Monday 8th February 2016
When we got up this morning, we discovered we might have a problem when it was time to leave. Somebody had parked their car on our site, nose to nose with our camper van. We couldn’t believe anyone could be so stupid, or thoughtless, to completely block us in. Steve found a staff member and explained the situation. She got on her radio to the office, and the Boss came down to take a look. He said he’d never seen this before, and went off to find the owner. He came back scratching his head. No luck. The driver’s door was unlocked, but he couldn’t take the handbrake off to try pushing it out of the way. Only one thing for it – set off the alarm.
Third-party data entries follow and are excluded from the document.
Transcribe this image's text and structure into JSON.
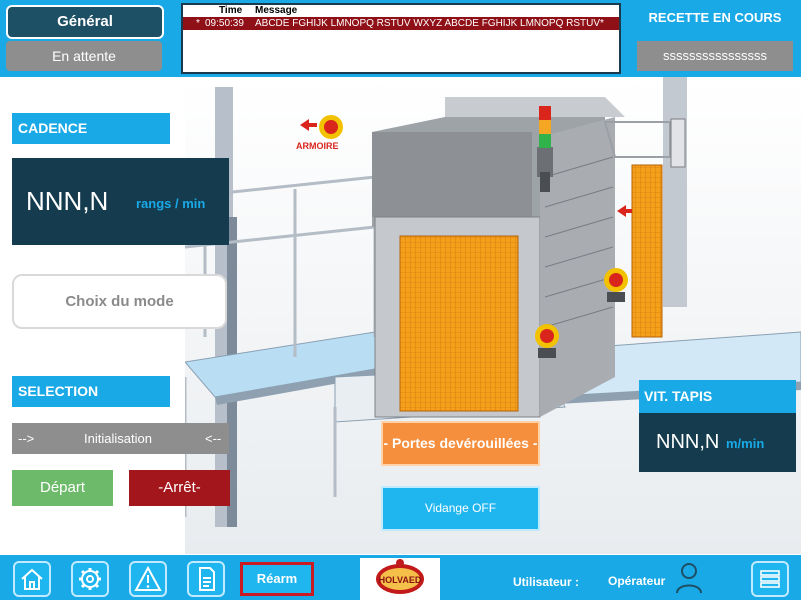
{
  "header": {
    "tab_general": "Général",
    "tab_attente": "En attente",
    "messages": {
      "col_time": "Time",
      "col_message": "Message",
      "rows": [
        {
          "flag": "*",
          "time": "09:50:39",
          "text": "ABCDE FGHIJK LMNOPQ RSTUV WXYZ ABCDE FGHIJK LMNOPQ RSTUV*"
        }
      ]
    },
    "recette_title": "RECETTE EN COURS",
    "recette_name": "ssssssssssssssss"
  },
  "left": {
    "cadence_label": "CADENCE",
    "cadence_value": "NNN,N",
    "cadence_unit": "rangs / min",
    "mode_button": "Choix du mode",
    "selection_label": "SELECTION",
    "init_left": "-->",
    "init_text": "Initialisation",
    "init_right": "<--",
    "depart": "Départ",
    "arret": "-Arrêt-"
  },
  "scene": {
    "armoire_label": "ARMOIRE",
    "tower_colors": [
      "#d9251c",
      "#f5a623",
      "#2fb34a"
    ],
    "grid_color": "#f5a01a",
    "estop_color": "#d9251c"
  },
  "center": {
    "portes_button": "- Portes devérouillées -",
    "vidange_button": "Vidange OFF"
  },
  "right": {
    "vit_label": "VIT. TAPIS",
    "vit_value": "NNN,N",
    "vit_unit": "m/min"
  },
  "footer": {
    "icons": [
      "home-icon",
      "gear-icon",
      "warning-icon",
      "document-icon"
    ],
    "rearm": "Réarm",
    "logo_text": "HOLVAED",
    "user_label": "Utilisateur :",
    "user_name": "Opérateur",
    "menu_icon": "menu-icon"
  },
  "colors": {
    "accent": "#19a9e6",
    "dark_panel": "#153c4e",
    "alarm_red": "#8f1117"
  }
}
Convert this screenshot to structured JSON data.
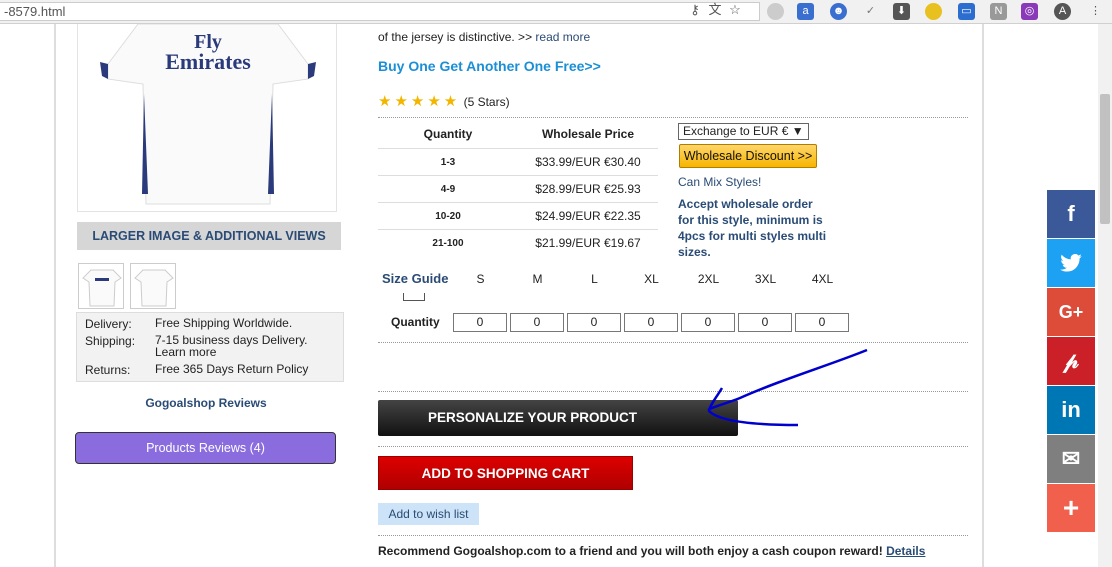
{
  "browser": {
    "url": "-8579.html",
    "icons": [
      "key-icon",
      "translate-icon",
      "star-icon"
    ]
  },
  "product": {
    "desc_tail": "of the jersey is distinctive. >>",
    "read_more": "read more",
    "promo": "Buy One Get Another One Free>>",
    "stars": "★★★★★",
    "rating_text": "(5 Stars)",
    "jersey_text_1": "Fly",
    "jersey_text_2": "Emirates"
  },
  "left": {
    "larger_images": "LARGER IMAGE & ADDITIONAL VIEWS",
    "shipping": [
      {
        "k": "Delivery:",
        "v": "Free Shipping Worldwide."
      },
      {
        "k": "Shipping:",
        "v": "7-15 business days Delivery.",
        "v2": "Learn more"
      },
      {
        "k": "Returns:",
        "v": "Free 365 Days Return Policy"
      }
    ],
    "reviews_link": "Gogoalshop Reviews",
    "products_reviews": "Products Reviews (4)"
  },
  "pricing": {
    "headers": [
      "Quantity",
      "Wholesale Price"
    ],
    "rows": [
      {
        "qty": "1-3",
        "price": "$33.99/EUR €30.40"
      },
      {
        "qty": "4-9",
        "price": "$28.99/EUR €25.93"
      },
      {
        "qty": "10-20",
        "price": "$24.99/EUR €22.35"
      },
      {
        "qty": "21-100",
        "price": "$21.99/EUR €19.67"
      }
    ],
    "exchange": "Exchange to EUR €",
    "discount_btn": "Wholesale Discount >>",
    "mix": "Can Mix Styles!",
    "accept": "Accept wholesale order for this style, minimum is 4pcs for multi styles multi sizes."
  },
  "sizes": {
    "guide": "Size Guide",
    "labels": [
      "S",
      "M",
      "L",
      "XL",
      "2XL",
      "3XL",
      "4XL"
    ],
    "quantity_label": "Quantity",
    "values": [
      "0",
      "0",
      "0",
      "0",
      "0",
      "0",
      "0"
    ]
  },
  "actions": {
    "personalize": "PERSONALIZE YOUR PRODUCT",
    "add_to_cart": "ADD TO SHOPPING CART",
    "wishlist": "Add to wish list",
    "recommend": "Recommend Gogoalshop.com to a friend and you will both enjoy a cash coupon reward!",
    "details": "Details"
  },
  "share": {
    "buttons": [
      {
        "name": "facebook",
        "glyph": "f",
        "color": "#3b5998"
      },
      {
        "name": "twitter",
        "glyph": "🐦",
        "color": "#1da1f2"
      },
      {
        "name": "google-plus",
        "glyph": "G+",
        "color": "#dd4b39"
      },
      {
        "name": "pinterest",
        "glyph": "P",
        "color": "#cb2027"
      },
      {
        "name": "linkedin",
        "glyph": "in",
        "color": "#0077b5"
      },
      {
        "name": "email",
        "glyph": "✉",
        "color": "#7f7f7f"
      },
      {
        "name": "more",
        "glyph": "+",
        "color": "#f0604c"
      }
    ]
  },
  "colors": {
    "link": "#2a4b75",
    "promo": "#1a8fd6",
    "annotation": "#0000cc"
  }
}
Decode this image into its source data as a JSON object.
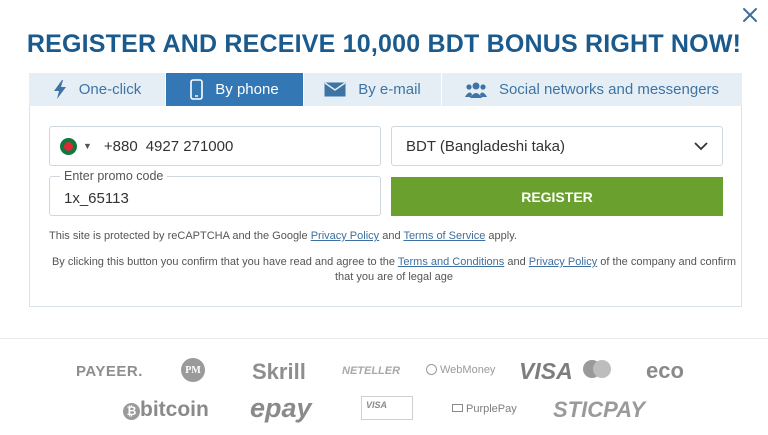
{
  "modal": {
    "title": "REGISTER AND RECEIVE 10,000 BDT BONUS RIGHT NOW!"
  },
  "tabs": [
    {
      "label": "One-click",
      "icon": "lightning-icon"
    },
    {
      "label": "By phone",
      "icon": "phone-icon",
      "active": true
    },
    {
      "label": "By e-mail",
      "icon": "envelope-icon"
    },
    {
      "label": "Social networks and messengers",
      "icon": "users-icon"
    }
  ],
  "form": {
    "phone_code": "+880",
    "phone_number": "4927 271000",
    "currency": "BDT (Bangladeshi taka)",
    "promo_label": "Enter promo code",
    "promo_value": "1x_65113",
    "register_label": "REGISTER"
  },
  "notes": {
    "recaptcha_prefix": "This site is protected by reCAPTCHA and the Google",
    "privacy_policy": "Privacy Policy",
    "and": "and",
    "terms_of_service": "Terms of Service",
    "apply": "apply.",
    "confirm_prefix": "By clicking this button you confirm that you have read and agree to the",
    "terms_and_conditions": "Terms and Conditions",
    "confirm_suffix": "of the company and confirm that you are of legal age"
  },
  "payments": {
    "payeer": "PAYEER.",
    "pm": "PM",
    "skrill": "Skrill",
    "neteller": "NETELLER",
    "webmoney": "WebMoney",
    "visa": "VISA",
    "eco": "eco",
    "bitcoin": "bitcoin",
    "epay": "epay",
    "visa_small": "VISA",
    "purplepay": "PurplePay",
    "sticpay": "STICPAY"
  },
  "colors": {
    "title": "#1a5a8c",
    "tab_active": "#3477b5",
    "register": "#6aa12e"
  }
}
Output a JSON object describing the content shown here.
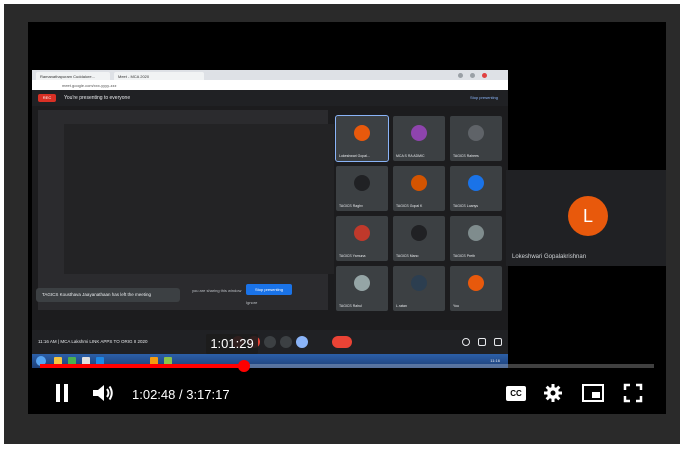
{
  "player": {
    "hover_time": "1:01:29",
    "current_time": "1:02:48",
    "separator": " / ",
    "duration": "3:17:17",
    "played_fraction": 0.332,
    "hover_fraction": 0.31,
    "cc_label": "CC"
  },
  "meeting": {
    "title": "You're presenting to everyone",
    "stop_presenting": "Stop presenting",
    "rec_label": "REC",
    "toast": "TAGICS Kousthava Jaayanathaan has left the meeting",
    "present_button": "Stop presenting",
    "share_note": "you are sharing this window",
    "ignore": "Ignore",
    "bottom_time": "11:16 AM",
    "bottom_label": "MCA Lakshmi LINK APPS TO ORIG II 2020",
    "clock": "11:16"
  },
  "side_participant": {
    "initial": "L",
    "name": "Lokeshwari Gopalakrishnan",
    "color": "#e8590c"
  },
  "grid_participants": [
    {
      "name": "Lokeshwari Gopal...",
      "color": "#e8590c",
      "active": true
    },
    {
      "name": "MCA S RA ADMIC",
      "color": "#8e44ad",
      "active": false
    },
    {
      "name": "TAGICS Rahees",
      "color": "#5f6368",
      "active": false
    },
    {
      "name": "TAGICS Raghv",
      "color": "#202124",
      "active": false
    },
    {
      "name": "TAGICS Gopal K",
      "color": "#d35400",
      "active": false
    },
    {
      "name": "TAGICS Loanys",
      "color": "#1a73e8",
      "active": false
    },
    {
      "name": "TAGICS Yamuna",
      "color": "#c0392b",
      "active": false
    },
    {
      "name": "TAGICS Mano",
      "color": "#202124",
      "active": false
    },
    {
      "name": "TAGICS Preth",
      "color": "#7f8c8d",
      "active": false
    },
    {
      "name": "TAGICS Rahul",
      "color": "#95a5a6",
      "active": false
    },
    {
      "name": "L.ratan",
      "color": "#2c3e50",
      "active": false
    },
    {
      "name": "You",
      "color": "#e8590c",
      "active": false
    }
  ],
  "browser_tabs": [
    "Ramanathapuram Cuddalore...",
    "Meet - MCA 2020"
  ],
  "address": "meet.google.com/xxx-yyyy-zzz"
}
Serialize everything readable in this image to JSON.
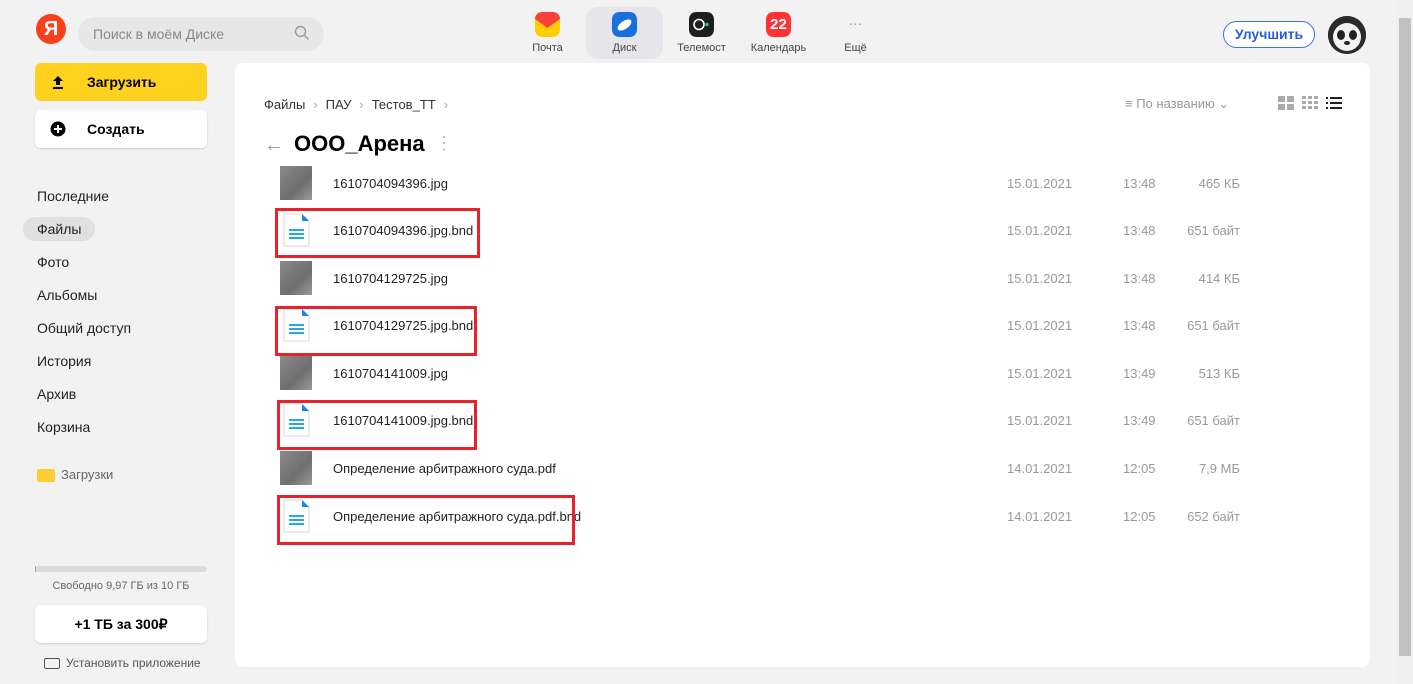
{
  "header": {
    "logo_letter": "Я",
    "search_placeholder": "Поиск в моём Диске",
    "services": [
      {
        "label": "Почта",
        "color": "#f5423b",
        "icon": "mail-icon"
      },
      {
        "label": "Диск",
        "color": "#1870dc",
        "icon": "disk-icon",
        "active": true
      },
      {
        "label": "Телемост",
        "color": "#1f1f1f",
        "icon": "telemost-icon"
      },
      {
        "label": "Календарь",
        "color": "#f33",
        "icon": "calendar-icon",
        "badge": "22"
      },
      {
        "label": "Ещё",
        "icon": "more-dots-icon"
      }
    ],
    "upgrade_label": "Улучшить"
  },
  "sidebar": {
    "upload_label": "Загрузить",
    "create_label": "Создать",
    "items": [
      {
        "label": "Последние"
      },
      {
        "label": "Файлы",
        "active": true
      },
      {
        "label": "Фото"
      },
      {
        "label": "Альбомы"
      },
      {
        "label": "Общий доступ"
      },
      {
        "label": "История"
      },
      {
        "label": "Архив"
      },
      {
        "label": "Корзина"
      }
    ],
    "folder_label": "Загрузки",
    "storage_text": "Свободно 9,97 ГБ из 10 ГБ",
    "storage_used_fraction": 0.003,
    "tb_offer": "+1 ТБ за 300₽",
    "install_label": "Установить приложение"
  },
  "main": {
    "breadcrumb": [
      "Файлы",
      "ПАУ",
      "Тестов_ТТ"
    ],
    "breadcrumb_sep": "›",
    "title": "ООО_Арена",
    "sort_label": "По названию",
    "files": [
      {
        "name": "1610704094396.jpg",
        "date": "15.01.2021",
        "time": "13:48",
        "size": "465 КБ",
        "type": "image"
      },
      {
        "name": "1610704094396.jpg.bnd",
        "date": "15.01.2021",
        "time": "13:48",
        "size": "651 байт",
        "type": "doc"
      },
      {
        "name": "1610704129725.jpg",
        "date": "15.01.2021",
        "time": "13:48",
        "size": "414 КБ",
        "type": "image"
      },
      {
        "name": "1610704129725.jpg.bnd",
        "date": "15.01.2021",
        "time": "13:48",
        "size": "651 байт",
        "type": "doc"
      },
      {
        "name": "1610704141009.jpg",
        "date": "15.01.2021",
        "time": "13:49",
        "size": "513 КБ",
        "type": "image"
      },
      {
        "name": "1610704141009.jpg.bnd",
        "date": "15.01.2021",
        "time": "13:49",
        "size": "651 байт",
        "type": "doc"
      },
      {
        "name": "Определение арбитражного суда.pdf",
        "date": "14.01.2021",
        "time": "12:05",
        "size": "7,9 МБ",
        "type": "image"
      },
      {
        "name": "Определение арбитражного суда.pdf.bnd",
        "date": "14.01.2021",
        "time": "12:05",
        "size": "652 байт",
        "type": "doc"
      }
    ]
  },
  "colors": {
    "highlight": "#e8222b",
    "accent": "#ffd21f"
  }
}
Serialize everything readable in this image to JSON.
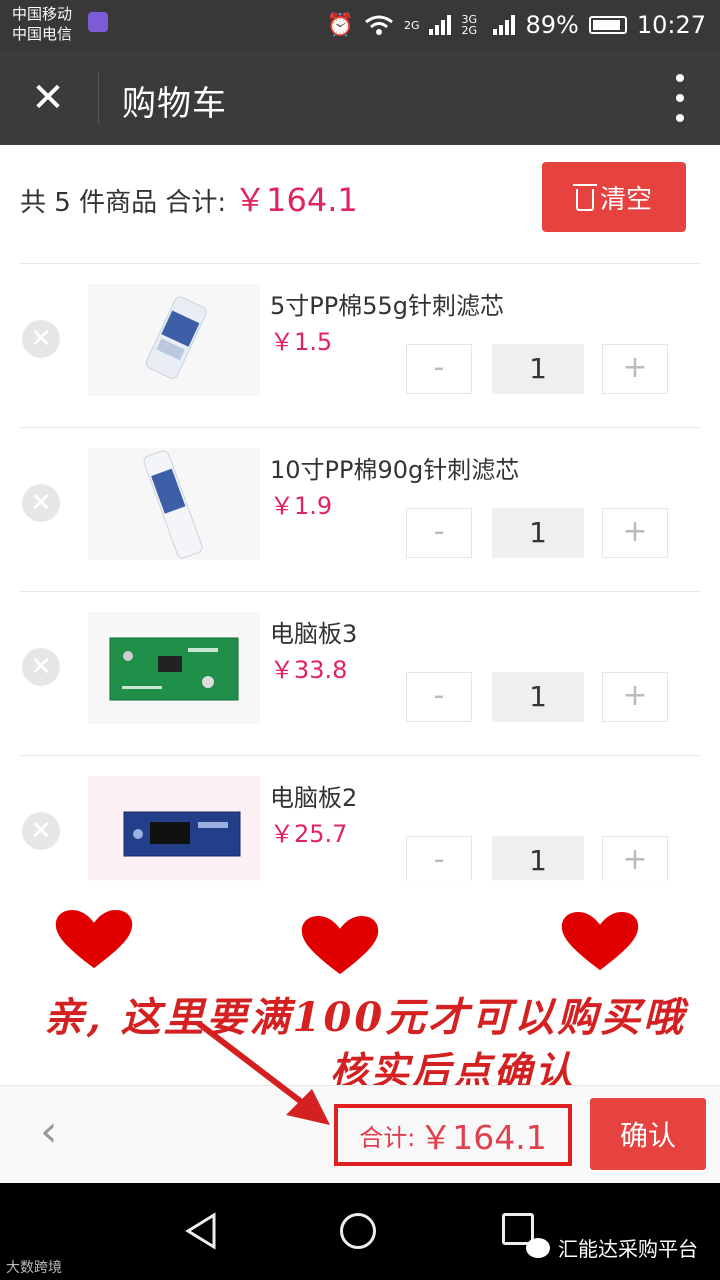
{
  "status_bar": {
    "carrier_1": "中国移动",
    "carrier_2": "中国电信",
    "network_1": "2G",
    "network_2": "3G 2G",
    "battery": "89%",
    "time": "10:27",
    "icons": [
      "alarm-icon",
      "wifi-icon",
      "signal-icon",
      "battery-icon"
    ]
  },
  "header": {
    "title": "购物车",
    "close_icon": "close-icon",
    "menu_icon": "more-vertical-icon"
  },
  "summary": {
    "prefix": "共 5 件商品  合计:",
    "total": "￥164.1",
    "clear_label": "清空"
  },
  "items": [
    {
      "name": "5寸PP棉55g针刺滤芯",
      "price": "￥1.5",
      "qty": "1"
    },
    {
      "name": "10寸PP棉90g针刺滤芯",
      "price": "￥1.9",
      "qty": "1"
    },
    {
      "name": "电脑板3",
      "price": "￥33.8",
      "qty": "1"
    },
    {
      "name": "电脑板2",
      "price": "￥25.7",
      "qty": "1"
    }
  ],
  "qty_controls": {
    "minus": "-",
    "plus": "+"
  },
  "bottom_bar": {
    "total_label": "合计:",
    "total": "￥164.1",
    "confirm_label": "确认"
  },
  "annotation": {
    "line1": "亲, 这里要满100元才可以购买哦",
    "line2": "核实后点确认"
  },
  "watermarks": {
    "left": "大数跨境",
    "right": "汇能达采购平台"
  },
  "colors": {
    "accent_red": "#e64340",
    "price_red": "#e0245e",
    "header_bg": "#3b3b3b",
    "annotation_red": "#d42020"
  }
}
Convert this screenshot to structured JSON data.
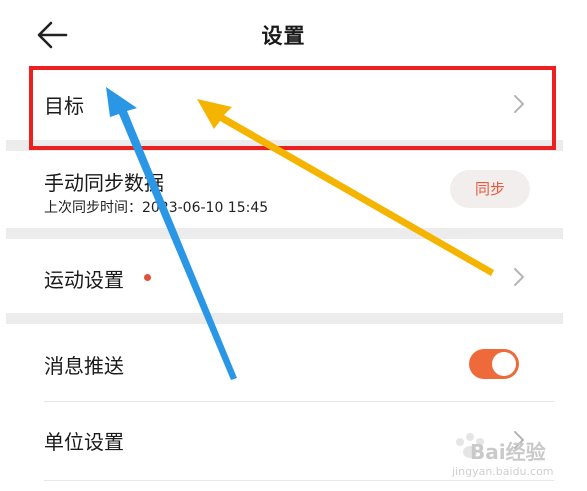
{
  "header": {
    "title": "设置"
  },
  "settings": {
    "goal": {
      "label": "目标"
    },
    "manual_sync": {
      "label": "手动同步数据",
      "last_sync": "上次同步时间：2023-06-10 15:45",
      "button": "同步"
    },
    "sport": {
      "label": "运动设置"
    },
    "push": {
      "label": "消息推送",
      "enabled": true
    },
    "units": {
      "label": "单位设置"
    }
  },
  "watermark": {
    "brand": "Bai经验",
    "url": "jingyan.baidu.com"
  },
  "colors": {
    "accent": "#ef6a3a",
    "highlight": "#ee1f1f",
    "arrow_blue": "#2a96e6",
    "arrow_yellow": "#f5b400"
  },
  "icons": {
    "back": "arrow-left-icon",
    "chevron": "chevron-right-icon"
  }
}
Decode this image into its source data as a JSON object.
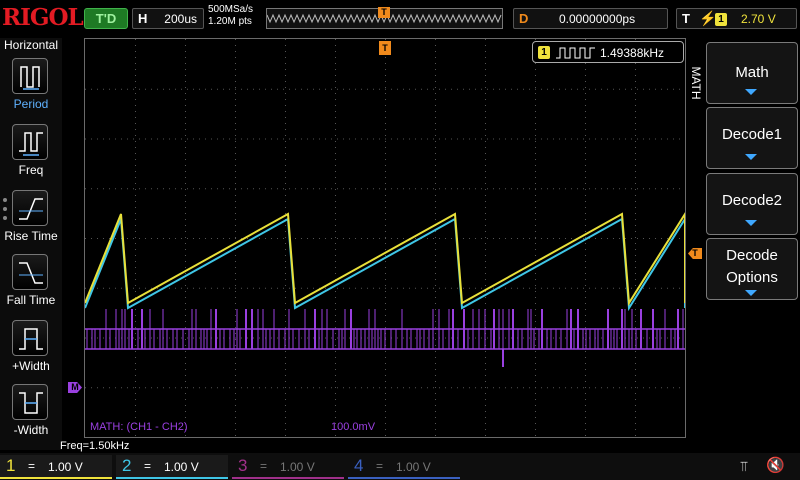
{
  "brand": "RIGOL",
  "top": {
    "run_state": "T'D",
    "horizontal": {
      "label": "H",
      "value": "200us"
    },
    "sample_rate": "500MSa/s",
    "memory_points": "1.20M pts",
    "trigger_position_marker": "T",
    "delay": {
      "label": "D",
      "value": "0.00000000ps"
    },
    "trigger": {
      "label": "T",
      "icon": "rising-edge-icon",
      "source": "1",
      "level": "2.70 V"
    }
  },
  "sidebar": {
    "title": "Horizontal",
    "items": [
      {
        "label": "Period",
        "icon": "period-icon"
      },
      {
        "label": "Freq",
        "icon": "freq-icon"
      },
      {
        "label": "Rise Time",
        "icon": "rise-time-icon"
      },
      {
        "label": "Fall Time",
        "icon": "fall-time-icon"
      },
      {
        "label": "+Width",
        "icon": "pos-width-icon"
      },
      {
        "label": "-Width",
        "icon": "neg-width-icon"
      }
    ]
  },
  "screen": {
    "frequency_counter": {
      "channel": "1",
      "value": "1.49388kHz"
    },
    "math_label": "MATH: (CH1 - CH2)",
    "math_scale": "100.0mV",
    "trigger_marker": "T",
    "level_marker": "T",
    "math_marker": "M",
    "waveforms": {
      "ch1_color": "#e8e03a",
      "ch2_color": "#3fc6e6",
      "math_color": "#9a40e0"
    }
  },
  "right_menu": {
    "tab": "MATH",
    "buttons": [
      {
        "label": "Math"
      },
      {
        "label": "Decode1"
      },
      {
        "label": "Decode2"
      },
      {
        "label": "Decode",
        "label2": "Options"
      }
    ]
  },
  "measurement_line": "Freq=1.50kHz",
  "channels": [
    {
      "num": "1",
      "coupling": "=",
      "scale": "1.00 V",
      "color": "#f0e33c",
      "active": true
    },
    {
      "num": "2",
      "coupling": "=",
      "scale": "1.00 V",
      "color": "#3fc6e6",
      "active": true
    },
    {
      "num": "3",
      "coupling": "=",
      "scale": "1.00 V",
      "color": "#a0308a",
      "active": false
    },
    {
      "num": "4",
      "coupling": "=",
      "scale": "1.00 V",
      "color": "#3a60c0",
      "active": false
    }
  ],
  "status_icons": [
    "usb-icon",
    "speaker-mute-icon"
  ]
}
Within a minute the owner appeared, apparently unaware that he had caused any problem, and moved it. No apology.
Er, this is not a car park, it is our site!
Anyway, our exit now clear, we got back on the road for the drive south. With only two days left till the camper van had to be returned to Hobart, we had a fair few miles to cover. We did try to extend the hire, but unfortunately the van is fully booked and therefore must be back on Wednesday. Nor is there anything else available. We’re definitely not ready to leave Tassie yet though, so have booked a car which we will pick up at the same time as dropping off the van.
As we drove along the mountain road, we saw more of the dead trees we had noticed on the way in. We thought perhaps some disease had killed them, but one of the rangers had explained that glacial action had resulted in the area having a thin layer of soil which could not support the trees beyond a certain size. So these trees had died a natural death, and they apparently take eighty years to fall down and rot away.
Sad to see so many trees dying or dead.
We actually headed west from Cradle Mountain before picking up the A5 Highlands Lakes Road south towards Great Lake. We planned to explore the west coast in the car later, so we chose a route south that would take us through the centre of the island rather down the west coast, in order to see as much of it as we could. The A5 cuts through the Central Highland Lakes area, and we were happy to find one of Tassie’s 60 Great Short Walks along the way at Pine Lake.
An easy walk to Pine Lake along a boardwalk. The sign tells us that the pencil pine is one of Tasmania’s rarest trees.
Interesting shapes made by dead or almost dead trees.
Pencil pines line the edge of the lake.
Boulder streams form when water in cracks in rocks freezes and pieces break off, then make their way downhill.
An impressive boulder stream.
The boardwalk protects the plants below. One last look at Pine Lake before setting off again.
Back at the van after an enjoyable stroll in the sunshine, we continued the journey south. We hadn’t organised an overnight stop yet, so were glad to come upon an information board listing camping sites in the area. It was by now getting on for 4 p.m. so we decided to try the Great Lakes Hotel caravan park on the southern edge of Great Lake at Miena. Our map showed it to be about 30 kms away, so less than half an hour. Except that we didn’t allow for the fact that, although this is an ‘A’ class main road, for two-thirds of the stretch from here to Miena it is unsealed. The fact that it is shown yellow on the map is a bit of a give-away, and we did notice it, but thought it couldn’t be so on a main route such as this. Wrong. It can and it was.
The Aussies are very good at providing helpful information boards, showing where you are (in case you don’t know!) and nearby facilities.
So it was rather slow going and noisy for much of the drive, and a relief when we got back onto the tarred road at Miena. Except now we seemed to have passed right through Miena and not seen a campsite along the way. Steve did one of his excellent U-turns and as we picked up a cellphone signal in the town we looked up the campsite on Google maps. Sure enough we had sailed past it way before we even reached the town, so off we went back in the direction we had come. With Google satnav we found the hotel which had a huge gravel car park behind, and over on the side of this next to some motel buildings were six powered campervan sites, only one of which was taken. Not the most appealing of places to stop, but once in our slot our back windows looked out over bush, we had use of the motel showers and loos, power, and a pub just two minutes walk away. Not all bad then.
Once settled, we wandered over to the pub for a drink and a look at their menu. It had lovely views from the veranda over Great Lake, and the interior of the pub made it obvious that this was a haunt of people who came to fish or boat, or both, on the lake. We decided to stay for a fish supper, which was very good, and then went for a short stroll before heading back to the van to make plans for tomorrow.
Looking over the lake from the front of Great Lake Hotel.